Miami-Dade County

Race stirs raw talk on Miami-Dade commission

Miami-Dade’s four black commissioners led colleagues through a personal tour of the local racial divide, sharing concerns about police, economic disparity in a Spanish-speaking community and simmering resentment from black residents.

The extraordinary discussion unfolded under the heading of “What can be learned from the unrest of Ferguson, Missouri,” the official title of an agenda item requested by Commissioner Dennis Moss, the senior African American on the 13-member panel.

What followed touched on one hot-button issue after another, from police body cameras, tension between the Hispanic and black communities, the recent intrusion by teenagers into former Heat star Ray Allen’s ritzy Coral Gables home, and the general feeling that black residents experience Miami-Dade in a way that white and Hispanic residents do not.

“I’m telling you, there is something going on out there,” said Moss, now in his fifth term as a commissioner representing southern Miami-Dade. “People feel hopeless.”

Weeks after the fatal shooting by a white Ferguson police officer of an unarmed black teenager, commissioners relayed their own concerns about police harming their families. “I’m still scared, and I’m still afraid,” said Commissioner Barbara Jordan. “Because my older grandson stutters a little bit. And his expressions can be misread because it takes him a little bit to get his thoughts together. So I’m afraid.”

“I’ve had these conversations with my two sons, who are both college students,” said Commissioner Jean Monestime, the first Haitan American elected to the panel. “In terms of who they are, and how society regards them.”

The back-and-forth came about eight hours into an unusually long commission meeting, which saw packed chambers for votes on ballot questions involving county courts and Florida International University. The raw discussion sent county officials hurrying to return to the chambers. Mayor Carlos Gimenez retook his seat on the dais shortly after the talk began, and Miami-Dade’s police director, J.D. Patterson, left his home to sit in the audience for the talk.

“It was too important,” said Patterson, who is black. Commissioner Audrey Edmonson, also black, said in her nine years on the board she has never seen a race discussion as personal. “This was a first,” she said.

Patterson is shepherding through Gimenez’s plan to spend $1 million on 500 so-called “body” cameras for Miami-Dade patrol officers. The devices are designed to record what an officer sees, and offer clear evidence of what actually happened in the event of alleged police misconduct. Ferguson recently issued them to its officers in the wake of national criticism over the Aug. 9 fatal shooting of Michael Brown.

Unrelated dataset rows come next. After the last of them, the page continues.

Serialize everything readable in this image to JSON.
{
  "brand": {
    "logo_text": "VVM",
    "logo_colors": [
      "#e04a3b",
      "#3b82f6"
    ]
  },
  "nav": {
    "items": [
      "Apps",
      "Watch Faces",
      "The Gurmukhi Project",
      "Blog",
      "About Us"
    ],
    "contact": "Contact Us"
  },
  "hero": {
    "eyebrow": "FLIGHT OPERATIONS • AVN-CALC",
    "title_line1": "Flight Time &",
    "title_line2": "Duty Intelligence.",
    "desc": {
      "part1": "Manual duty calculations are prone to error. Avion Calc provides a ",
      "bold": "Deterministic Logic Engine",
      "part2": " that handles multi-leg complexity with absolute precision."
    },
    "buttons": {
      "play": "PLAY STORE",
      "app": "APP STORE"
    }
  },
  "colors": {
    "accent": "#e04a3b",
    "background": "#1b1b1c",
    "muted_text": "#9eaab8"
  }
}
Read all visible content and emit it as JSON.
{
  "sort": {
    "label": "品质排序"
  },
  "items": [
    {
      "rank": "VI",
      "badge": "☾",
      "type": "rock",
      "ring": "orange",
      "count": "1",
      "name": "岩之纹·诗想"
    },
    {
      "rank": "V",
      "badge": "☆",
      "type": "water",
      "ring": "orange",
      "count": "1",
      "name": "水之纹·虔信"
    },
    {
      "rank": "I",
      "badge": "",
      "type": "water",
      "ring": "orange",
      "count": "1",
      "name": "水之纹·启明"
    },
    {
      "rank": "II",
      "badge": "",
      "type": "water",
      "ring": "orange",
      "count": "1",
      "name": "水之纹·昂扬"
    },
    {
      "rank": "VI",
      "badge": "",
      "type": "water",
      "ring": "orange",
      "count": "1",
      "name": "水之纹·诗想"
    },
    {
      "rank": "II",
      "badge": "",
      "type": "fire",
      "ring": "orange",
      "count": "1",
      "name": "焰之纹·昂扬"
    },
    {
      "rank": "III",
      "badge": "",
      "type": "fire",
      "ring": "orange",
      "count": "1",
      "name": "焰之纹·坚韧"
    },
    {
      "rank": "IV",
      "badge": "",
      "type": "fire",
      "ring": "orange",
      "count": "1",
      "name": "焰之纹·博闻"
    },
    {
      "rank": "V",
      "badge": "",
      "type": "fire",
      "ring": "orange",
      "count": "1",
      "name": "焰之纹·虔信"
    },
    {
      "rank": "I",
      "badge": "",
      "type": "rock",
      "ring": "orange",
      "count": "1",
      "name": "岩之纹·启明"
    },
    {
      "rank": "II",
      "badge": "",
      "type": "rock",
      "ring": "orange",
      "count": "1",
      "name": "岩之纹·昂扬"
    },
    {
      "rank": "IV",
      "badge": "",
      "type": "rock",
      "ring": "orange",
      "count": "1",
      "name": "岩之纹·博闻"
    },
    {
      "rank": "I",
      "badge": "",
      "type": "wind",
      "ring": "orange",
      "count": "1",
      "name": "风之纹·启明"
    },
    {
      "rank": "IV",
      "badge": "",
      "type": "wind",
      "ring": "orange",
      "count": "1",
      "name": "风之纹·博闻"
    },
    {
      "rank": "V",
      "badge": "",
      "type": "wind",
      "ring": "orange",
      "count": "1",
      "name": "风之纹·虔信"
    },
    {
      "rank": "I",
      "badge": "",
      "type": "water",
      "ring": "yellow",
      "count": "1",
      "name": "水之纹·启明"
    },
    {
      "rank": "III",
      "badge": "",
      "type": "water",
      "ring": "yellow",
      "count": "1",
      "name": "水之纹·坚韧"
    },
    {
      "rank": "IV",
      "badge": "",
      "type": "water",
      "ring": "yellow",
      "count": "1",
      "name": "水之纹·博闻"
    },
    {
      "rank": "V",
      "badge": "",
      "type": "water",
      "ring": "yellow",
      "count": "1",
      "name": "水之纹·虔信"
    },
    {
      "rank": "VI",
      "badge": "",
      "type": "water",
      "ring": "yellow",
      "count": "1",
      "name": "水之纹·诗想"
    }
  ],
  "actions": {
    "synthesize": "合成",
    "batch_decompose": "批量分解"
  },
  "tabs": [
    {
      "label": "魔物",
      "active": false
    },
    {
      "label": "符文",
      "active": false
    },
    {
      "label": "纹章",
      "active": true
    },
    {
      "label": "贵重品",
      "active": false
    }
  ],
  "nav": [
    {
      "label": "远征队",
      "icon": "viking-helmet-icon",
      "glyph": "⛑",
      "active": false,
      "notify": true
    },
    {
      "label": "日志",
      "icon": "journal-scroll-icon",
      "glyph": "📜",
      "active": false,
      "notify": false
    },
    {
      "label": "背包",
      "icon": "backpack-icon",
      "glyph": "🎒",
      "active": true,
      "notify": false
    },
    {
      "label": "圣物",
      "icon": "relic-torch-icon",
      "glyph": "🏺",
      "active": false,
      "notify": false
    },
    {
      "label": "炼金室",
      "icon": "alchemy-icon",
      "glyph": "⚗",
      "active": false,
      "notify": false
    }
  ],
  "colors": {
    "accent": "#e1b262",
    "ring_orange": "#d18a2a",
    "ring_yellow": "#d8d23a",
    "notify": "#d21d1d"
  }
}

While Ferguson spurred the agenda item, Wednesday’s talk spanned a wide range of Miami-Dade’s racial issues. Retha Boone-Fye, director of the county’s Black Affairs Advisory Board, invoked the recent Allen incident, in which Coral Gables police initially declined to charge teenagers who snuck through Allen’s home while his wife and children slept.

“Had they been African American, trust me, we wouldn’t be having this discussion about good kids,” Boone-Fye said. “They would have been dead black men or dead black women.” Walter Richardson, who is black and head of the county’s Community Relations Board, was near tears telling commissioners about a traffic stop with his young grandson. “He said to me: Do I need to get on the floor?” Richardson recalled. “He was 6 years old.”

The discussion comes as Gimenez is feuding with the county police union over his body-camera plan, and as Moss is calling for tax funding for a proposed Black History museum. It’s also in the wake of Commissioner Sally Heyman, who was not there for the evening discussion, questioning whether Miami-Dade can afford to staff each of its six community-affairs boards.

Gimenez pointed to economic growth as a key salve to racial tension, and said he’s reaching out to county contractors and local builders to hire more local residents, with a focus on black communities. “I don’t look like you, but I’m the mayor of Miami-Dade County,” Gimenez told Richardson. “I know there are big problems in the African-American community, and I’m doing everything I can to alleviate them.”

Moss and Jordan cited the prevalence of Spanish in Miami-Dade as a hurdle for black job seekers. And they questioned whether Miami-Dade’s business leaders were committed to bringing prosperity to African Americans. Jordan pointed to the county’s One Community One Goal economic plan. “I want that community to include black folk,” she said.

Nine commissioners remained when the race discussion began: four black, four Hispanic and one white. Juan C. Zapata, a Hispanic commissioner born in Colombia, noted: “I know from what I see and read. But I don’t live it.” Rebeca Sosa, the Cuban-born chairwoman of the commission, said ethnic tension also extend into the Hispanic community, where Cubans are the largest group. “We have people from Central and South America who come here and feel left out from other people who have been here a longer time,” she said.

Jordan said she expected resentment for commissioners diving into the race issue, and that it would be nice if they didn’t have to press the issue.

“I’d like, for once, to be surprised and be delighted with this becoming an issue for ethnic groups other than mine,” she told colleagues. “We get complaints that we’re always . . . playing the race card. Well, we have to.”